Michael Kraus was elected the Vice-Chair of the Academic Council of the Prague-based Institute for the Study of the Totalitarian Regimes. The Institute, funded by the Czech Government to study, analyze and document Nazi and Communist crimes during 1938-1989, prepares publications, organizes exhibitions, seminars, professional conferences and public discussions. Kraus also received a 2012-2013 Fulbright Scholar grant in support of his research and teaching as a visiting professor at the Institute of Political Studies at The Faculty of Social Sciences, Charles University (Prague, Czech Republic). His research and teaching focuses on the rise and fall of communist regimes and on the challenges of democratization.
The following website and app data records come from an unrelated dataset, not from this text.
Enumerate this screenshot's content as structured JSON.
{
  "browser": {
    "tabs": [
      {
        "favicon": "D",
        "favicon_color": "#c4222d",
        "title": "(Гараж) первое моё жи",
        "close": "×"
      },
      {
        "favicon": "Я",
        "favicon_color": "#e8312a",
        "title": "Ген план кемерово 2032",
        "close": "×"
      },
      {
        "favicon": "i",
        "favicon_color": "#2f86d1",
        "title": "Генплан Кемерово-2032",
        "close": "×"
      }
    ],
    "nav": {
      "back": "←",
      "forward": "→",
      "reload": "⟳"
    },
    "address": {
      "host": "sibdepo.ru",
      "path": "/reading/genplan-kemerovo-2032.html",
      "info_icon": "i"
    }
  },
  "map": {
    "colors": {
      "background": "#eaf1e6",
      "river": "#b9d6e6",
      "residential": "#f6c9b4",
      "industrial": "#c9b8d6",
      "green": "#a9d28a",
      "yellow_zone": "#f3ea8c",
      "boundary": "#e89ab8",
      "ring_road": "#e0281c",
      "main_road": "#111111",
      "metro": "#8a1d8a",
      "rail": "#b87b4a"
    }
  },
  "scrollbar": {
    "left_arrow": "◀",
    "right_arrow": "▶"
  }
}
Sarah Stroup has had two articles published in 2016. Her review essay with Wendy Wong from the University of Toronto was published in Perspectives on Politics in the spring of 2016. The title is “The Agency and Authority of International NGOs.” A second article, with George E. Mitchell of City College of New York, is titled “The Reputations of NGOs: Peer Evaluations of Effectiveness” and has been published in the Review of International Organizations (available online, forthcoming in print).
Jessica Teets recently published two articles: “Is China’s New Overseas NGO Management Law Sounding the Death Knell for Civil Society? Maybe Not,” (with Carolyn Hsu) The Asia-Pacific Journal, February 2016; and “Policy Diffusion in China: Contracting Out Elder Care,” China: An International Journal, August 2016. The first article addresses the consequences of the new law regulating international NGOs in China that many analysts argue will hinder the operation and autonomy of civil society. The second article is part of Jessica’s new research project examining the process of subnational policy innovation in China.
Routledge has recently published Mark Williams' latest book on international relations and hemispheric affairs, titled Understanding US-Latin American Relations: Theory and History (New York: Routledge, 2011). Mark has also published a peer reviewed chapter in an edited volume: “The New Balancing Act: International Relations Theory and Venezuela’s Foreign Policy,” in Jonathan Eastwood and Thomas Ponniah, eds., The Revolution in Venezuela: Social and Political Change Under Chávez (Harvard University Press, David Rockefeller Center for Latin American Studies, 2011).